» **ENTRIES PROVIDED**:

===

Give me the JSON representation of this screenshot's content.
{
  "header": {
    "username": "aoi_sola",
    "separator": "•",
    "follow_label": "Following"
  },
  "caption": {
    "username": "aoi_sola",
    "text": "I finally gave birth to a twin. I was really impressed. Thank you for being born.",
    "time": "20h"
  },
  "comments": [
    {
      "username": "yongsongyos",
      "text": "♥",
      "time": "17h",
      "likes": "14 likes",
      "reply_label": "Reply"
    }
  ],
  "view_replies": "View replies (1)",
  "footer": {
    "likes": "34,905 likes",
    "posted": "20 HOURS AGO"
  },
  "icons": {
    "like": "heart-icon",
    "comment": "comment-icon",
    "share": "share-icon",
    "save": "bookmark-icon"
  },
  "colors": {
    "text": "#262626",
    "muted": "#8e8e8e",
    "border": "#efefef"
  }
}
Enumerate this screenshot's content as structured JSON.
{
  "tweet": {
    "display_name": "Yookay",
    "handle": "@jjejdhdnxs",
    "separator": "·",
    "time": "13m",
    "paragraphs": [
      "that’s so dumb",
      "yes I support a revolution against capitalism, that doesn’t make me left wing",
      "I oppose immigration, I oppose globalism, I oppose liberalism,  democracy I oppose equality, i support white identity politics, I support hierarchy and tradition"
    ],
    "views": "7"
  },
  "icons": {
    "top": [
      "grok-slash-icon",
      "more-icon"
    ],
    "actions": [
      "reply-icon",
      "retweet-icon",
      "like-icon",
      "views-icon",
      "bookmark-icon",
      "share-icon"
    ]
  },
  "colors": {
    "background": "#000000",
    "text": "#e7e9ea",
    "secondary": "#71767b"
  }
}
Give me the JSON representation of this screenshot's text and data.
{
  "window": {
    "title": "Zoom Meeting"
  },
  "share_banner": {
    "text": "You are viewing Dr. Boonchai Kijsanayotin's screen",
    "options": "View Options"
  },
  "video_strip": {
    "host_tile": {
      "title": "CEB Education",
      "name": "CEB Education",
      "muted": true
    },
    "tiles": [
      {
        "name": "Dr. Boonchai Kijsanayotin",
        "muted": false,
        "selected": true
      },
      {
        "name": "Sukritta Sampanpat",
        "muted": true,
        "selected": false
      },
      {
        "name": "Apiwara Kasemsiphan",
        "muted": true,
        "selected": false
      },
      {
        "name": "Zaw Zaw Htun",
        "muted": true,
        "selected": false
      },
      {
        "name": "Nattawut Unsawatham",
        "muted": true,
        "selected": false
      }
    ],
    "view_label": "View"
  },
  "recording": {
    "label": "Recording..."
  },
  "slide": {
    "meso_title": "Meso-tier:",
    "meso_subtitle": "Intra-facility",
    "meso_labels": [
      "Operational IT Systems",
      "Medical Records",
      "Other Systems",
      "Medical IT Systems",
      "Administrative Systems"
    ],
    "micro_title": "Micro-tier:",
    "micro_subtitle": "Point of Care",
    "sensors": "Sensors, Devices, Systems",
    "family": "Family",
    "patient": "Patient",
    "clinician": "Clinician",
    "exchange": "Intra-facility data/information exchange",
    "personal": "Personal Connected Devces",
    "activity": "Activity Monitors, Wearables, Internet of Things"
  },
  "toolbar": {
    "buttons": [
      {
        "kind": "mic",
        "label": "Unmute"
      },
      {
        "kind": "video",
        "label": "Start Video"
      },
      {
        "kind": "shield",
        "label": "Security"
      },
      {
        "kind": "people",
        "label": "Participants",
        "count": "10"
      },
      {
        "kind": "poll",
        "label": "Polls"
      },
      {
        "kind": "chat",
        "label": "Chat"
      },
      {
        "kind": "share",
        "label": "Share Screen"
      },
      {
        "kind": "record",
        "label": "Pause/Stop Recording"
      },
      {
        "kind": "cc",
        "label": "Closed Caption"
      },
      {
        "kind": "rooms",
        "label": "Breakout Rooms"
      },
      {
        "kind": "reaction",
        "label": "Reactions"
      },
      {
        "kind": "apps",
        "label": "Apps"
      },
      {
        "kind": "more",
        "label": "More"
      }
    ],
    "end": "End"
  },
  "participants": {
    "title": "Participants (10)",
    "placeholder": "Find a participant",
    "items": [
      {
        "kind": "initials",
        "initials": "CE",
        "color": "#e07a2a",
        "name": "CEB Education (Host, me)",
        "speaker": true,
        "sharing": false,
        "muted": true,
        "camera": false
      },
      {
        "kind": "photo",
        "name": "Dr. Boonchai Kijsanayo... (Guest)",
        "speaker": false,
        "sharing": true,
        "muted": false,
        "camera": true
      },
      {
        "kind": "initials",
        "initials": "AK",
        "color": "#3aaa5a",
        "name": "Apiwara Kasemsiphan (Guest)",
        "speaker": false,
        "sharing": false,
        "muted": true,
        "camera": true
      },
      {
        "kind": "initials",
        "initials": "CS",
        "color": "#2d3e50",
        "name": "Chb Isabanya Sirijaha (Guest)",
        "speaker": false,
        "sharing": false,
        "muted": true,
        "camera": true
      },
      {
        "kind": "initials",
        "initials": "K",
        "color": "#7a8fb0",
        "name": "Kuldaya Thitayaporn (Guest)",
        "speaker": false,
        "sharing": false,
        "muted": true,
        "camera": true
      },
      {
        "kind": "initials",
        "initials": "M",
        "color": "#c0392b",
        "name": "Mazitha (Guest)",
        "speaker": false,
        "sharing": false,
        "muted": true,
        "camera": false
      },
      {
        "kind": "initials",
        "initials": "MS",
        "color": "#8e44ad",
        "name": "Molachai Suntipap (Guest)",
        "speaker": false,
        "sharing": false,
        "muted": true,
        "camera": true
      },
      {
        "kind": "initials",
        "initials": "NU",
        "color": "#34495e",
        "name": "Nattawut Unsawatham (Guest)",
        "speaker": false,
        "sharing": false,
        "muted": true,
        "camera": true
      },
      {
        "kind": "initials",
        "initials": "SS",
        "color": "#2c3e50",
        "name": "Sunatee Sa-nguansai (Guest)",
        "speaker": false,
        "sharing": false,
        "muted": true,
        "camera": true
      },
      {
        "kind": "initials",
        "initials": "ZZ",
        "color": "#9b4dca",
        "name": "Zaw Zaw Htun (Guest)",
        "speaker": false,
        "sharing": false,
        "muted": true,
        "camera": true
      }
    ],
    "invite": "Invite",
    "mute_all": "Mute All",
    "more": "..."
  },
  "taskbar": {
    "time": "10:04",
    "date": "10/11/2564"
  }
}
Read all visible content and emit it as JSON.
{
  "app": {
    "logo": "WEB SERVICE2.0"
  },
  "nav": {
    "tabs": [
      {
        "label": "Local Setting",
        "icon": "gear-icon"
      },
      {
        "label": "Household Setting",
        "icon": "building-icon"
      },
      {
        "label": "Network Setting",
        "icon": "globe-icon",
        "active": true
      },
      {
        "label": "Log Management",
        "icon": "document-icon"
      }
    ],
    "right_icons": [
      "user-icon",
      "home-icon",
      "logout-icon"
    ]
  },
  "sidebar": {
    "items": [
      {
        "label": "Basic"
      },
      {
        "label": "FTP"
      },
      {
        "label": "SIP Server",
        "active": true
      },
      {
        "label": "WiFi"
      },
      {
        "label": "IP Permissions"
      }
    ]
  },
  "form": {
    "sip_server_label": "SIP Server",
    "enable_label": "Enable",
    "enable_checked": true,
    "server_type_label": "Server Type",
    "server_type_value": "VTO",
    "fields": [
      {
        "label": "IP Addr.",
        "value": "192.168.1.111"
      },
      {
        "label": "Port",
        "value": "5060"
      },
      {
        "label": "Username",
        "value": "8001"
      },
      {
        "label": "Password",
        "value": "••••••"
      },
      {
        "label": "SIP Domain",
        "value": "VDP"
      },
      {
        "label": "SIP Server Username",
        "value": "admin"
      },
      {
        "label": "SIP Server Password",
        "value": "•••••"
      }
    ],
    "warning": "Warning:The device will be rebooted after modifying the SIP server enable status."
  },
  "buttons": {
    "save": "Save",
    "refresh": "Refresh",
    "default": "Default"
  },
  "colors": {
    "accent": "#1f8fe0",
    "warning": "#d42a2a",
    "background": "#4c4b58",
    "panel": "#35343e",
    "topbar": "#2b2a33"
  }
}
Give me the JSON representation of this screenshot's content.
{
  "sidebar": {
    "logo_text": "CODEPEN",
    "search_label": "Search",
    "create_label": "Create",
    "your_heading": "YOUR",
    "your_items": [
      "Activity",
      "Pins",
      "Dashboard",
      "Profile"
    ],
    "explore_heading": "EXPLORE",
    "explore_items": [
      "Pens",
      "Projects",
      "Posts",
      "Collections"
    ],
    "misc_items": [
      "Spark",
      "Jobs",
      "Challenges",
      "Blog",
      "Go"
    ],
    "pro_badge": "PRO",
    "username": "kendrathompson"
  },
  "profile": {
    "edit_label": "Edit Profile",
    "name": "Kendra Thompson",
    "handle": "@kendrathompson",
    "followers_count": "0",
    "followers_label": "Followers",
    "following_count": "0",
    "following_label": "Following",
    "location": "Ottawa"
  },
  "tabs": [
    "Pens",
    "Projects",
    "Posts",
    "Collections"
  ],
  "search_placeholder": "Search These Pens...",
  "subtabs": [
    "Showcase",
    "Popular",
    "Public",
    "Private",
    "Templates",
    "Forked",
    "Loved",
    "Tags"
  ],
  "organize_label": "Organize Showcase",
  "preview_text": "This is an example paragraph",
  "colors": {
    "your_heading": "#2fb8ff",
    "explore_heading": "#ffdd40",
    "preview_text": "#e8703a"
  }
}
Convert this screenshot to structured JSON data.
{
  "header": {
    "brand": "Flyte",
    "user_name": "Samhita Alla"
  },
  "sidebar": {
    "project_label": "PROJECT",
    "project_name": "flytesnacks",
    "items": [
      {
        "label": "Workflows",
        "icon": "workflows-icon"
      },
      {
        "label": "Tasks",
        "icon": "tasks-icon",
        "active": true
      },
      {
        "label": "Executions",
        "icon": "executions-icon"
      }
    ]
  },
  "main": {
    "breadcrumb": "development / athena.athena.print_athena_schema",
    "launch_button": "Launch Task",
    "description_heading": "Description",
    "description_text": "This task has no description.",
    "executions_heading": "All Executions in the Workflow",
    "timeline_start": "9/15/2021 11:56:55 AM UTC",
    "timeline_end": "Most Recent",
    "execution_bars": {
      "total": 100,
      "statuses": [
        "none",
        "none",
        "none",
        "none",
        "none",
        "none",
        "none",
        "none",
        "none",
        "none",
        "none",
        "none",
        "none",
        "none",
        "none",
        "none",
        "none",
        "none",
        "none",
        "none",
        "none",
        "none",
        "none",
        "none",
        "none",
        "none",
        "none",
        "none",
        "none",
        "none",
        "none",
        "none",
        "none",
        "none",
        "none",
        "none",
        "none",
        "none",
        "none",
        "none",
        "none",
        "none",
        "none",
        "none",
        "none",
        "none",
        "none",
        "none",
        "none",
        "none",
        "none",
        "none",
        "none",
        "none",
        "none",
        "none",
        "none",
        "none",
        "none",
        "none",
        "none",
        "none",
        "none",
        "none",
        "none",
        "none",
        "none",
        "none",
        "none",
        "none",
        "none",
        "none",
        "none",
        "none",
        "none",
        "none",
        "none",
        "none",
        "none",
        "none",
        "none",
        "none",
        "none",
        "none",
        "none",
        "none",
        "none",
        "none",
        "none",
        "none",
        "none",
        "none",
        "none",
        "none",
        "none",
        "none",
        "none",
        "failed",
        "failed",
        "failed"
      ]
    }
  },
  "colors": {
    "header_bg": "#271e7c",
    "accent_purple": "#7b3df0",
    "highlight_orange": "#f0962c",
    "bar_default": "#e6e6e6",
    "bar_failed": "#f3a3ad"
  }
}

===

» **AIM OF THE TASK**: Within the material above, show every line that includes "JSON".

» **OUTPUT**:
Give me the JSON representation of this screenshot's content.
Enumerate this screenshot's content as structured JSON.
Give me the JSON representation of this screenshot's text and data.
Read all visible content and emit it as JSON.
Give me the JSON representation of this screenshot's content.
Convert this screenshot to structured JSON data.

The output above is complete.